In the records, each line holding "错误日志" must be reported.

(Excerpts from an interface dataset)
<<<<

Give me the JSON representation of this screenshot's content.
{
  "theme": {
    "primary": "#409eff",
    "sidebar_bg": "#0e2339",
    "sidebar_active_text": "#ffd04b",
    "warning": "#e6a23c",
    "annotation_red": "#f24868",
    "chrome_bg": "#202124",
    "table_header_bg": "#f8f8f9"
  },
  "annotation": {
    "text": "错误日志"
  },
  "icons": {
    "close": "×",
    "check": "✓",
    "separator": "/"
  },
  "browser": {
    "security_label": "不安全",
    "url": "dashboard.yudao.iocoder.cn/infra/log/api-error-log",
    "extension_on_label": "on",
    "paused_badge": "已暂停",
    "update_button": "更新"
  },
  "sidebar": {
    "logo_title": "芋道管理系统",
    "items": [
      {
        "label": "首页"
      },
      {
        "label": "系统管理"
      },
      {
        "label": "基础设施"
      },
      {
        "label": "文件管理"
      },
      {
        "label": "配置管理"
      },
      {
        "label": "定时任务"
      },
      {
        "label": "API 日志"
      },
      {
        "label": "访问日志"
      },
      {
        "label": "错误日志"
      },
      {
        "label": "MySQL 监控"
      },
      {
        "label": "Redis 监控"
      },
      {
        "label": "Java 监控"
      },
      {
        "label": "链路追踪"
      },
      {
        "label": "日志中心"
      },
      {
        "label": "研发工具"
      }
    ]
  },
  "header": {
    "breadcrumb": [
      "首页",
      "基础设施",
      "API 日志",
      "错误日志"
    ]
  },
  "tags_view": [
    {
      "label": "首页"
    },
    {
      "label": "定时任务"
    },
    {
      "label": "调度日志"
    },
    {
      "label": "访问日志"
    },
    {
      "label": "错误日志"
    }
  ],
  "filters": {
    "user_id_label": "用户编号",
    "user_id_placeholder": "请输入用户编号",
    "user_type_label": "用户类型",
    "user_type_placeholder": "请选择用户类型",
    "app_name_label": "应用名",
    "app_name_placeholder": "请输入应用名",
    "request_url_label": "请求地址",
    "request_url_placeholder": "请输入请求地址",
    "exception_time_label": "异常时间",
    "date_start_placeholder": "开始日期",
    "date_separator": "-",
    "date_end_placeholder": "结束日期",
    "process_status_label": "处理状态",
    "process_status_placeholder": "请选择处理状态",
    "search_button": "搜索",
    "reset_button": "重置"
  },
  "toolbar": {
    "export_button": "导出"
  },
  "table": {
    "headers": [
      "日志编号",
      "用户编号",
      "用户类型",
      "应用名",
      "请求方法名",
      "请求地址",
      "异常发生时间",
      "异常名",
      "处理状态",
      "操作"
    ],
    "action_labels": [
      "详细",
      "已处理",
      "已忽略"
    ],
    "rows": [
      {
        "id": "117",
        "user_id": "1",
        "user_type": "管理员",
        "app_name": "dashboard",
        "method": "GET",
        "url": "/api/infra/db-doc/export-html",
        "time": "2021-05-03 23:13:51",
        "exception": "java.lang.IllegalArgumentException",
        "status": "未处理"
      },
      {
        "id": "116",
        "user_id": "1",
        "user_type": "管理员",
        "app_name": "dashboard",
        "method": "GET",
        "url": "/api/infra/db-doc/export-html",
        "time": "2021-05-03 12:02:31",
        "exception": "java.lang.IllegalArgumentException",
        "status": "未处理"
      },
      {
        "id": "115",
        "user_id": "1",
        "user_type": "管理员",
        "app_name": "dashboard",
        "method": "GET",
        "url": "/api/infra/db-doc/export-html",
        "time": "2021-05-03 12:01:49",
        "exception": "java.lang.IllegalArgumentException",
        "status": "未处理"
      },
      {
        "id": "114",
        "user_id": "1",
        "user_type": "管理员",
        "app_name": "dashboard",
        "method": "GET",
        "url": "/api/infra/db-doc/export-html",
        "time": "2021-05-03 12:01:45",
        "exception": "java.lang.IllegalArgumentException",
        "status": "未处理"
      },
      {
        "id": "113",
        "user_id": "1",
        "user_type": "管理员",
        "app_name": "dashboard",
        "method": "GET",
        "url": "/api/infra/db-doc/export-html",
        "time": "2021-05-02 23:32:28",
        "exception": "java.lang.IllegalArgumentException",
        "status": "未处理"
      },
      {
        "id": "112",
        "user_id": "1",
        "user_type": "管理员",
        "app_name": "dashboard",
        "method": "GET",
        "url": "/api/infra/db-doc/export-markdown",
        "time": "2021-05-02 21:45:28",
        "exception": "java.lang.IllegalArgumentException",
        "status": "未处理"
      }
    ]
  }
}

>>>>

== SOLUTION FOR THIS TASK ==
    "text": "错误日志"
        "label": "错误日志"
      "错误日志"
      "label": "错误日志"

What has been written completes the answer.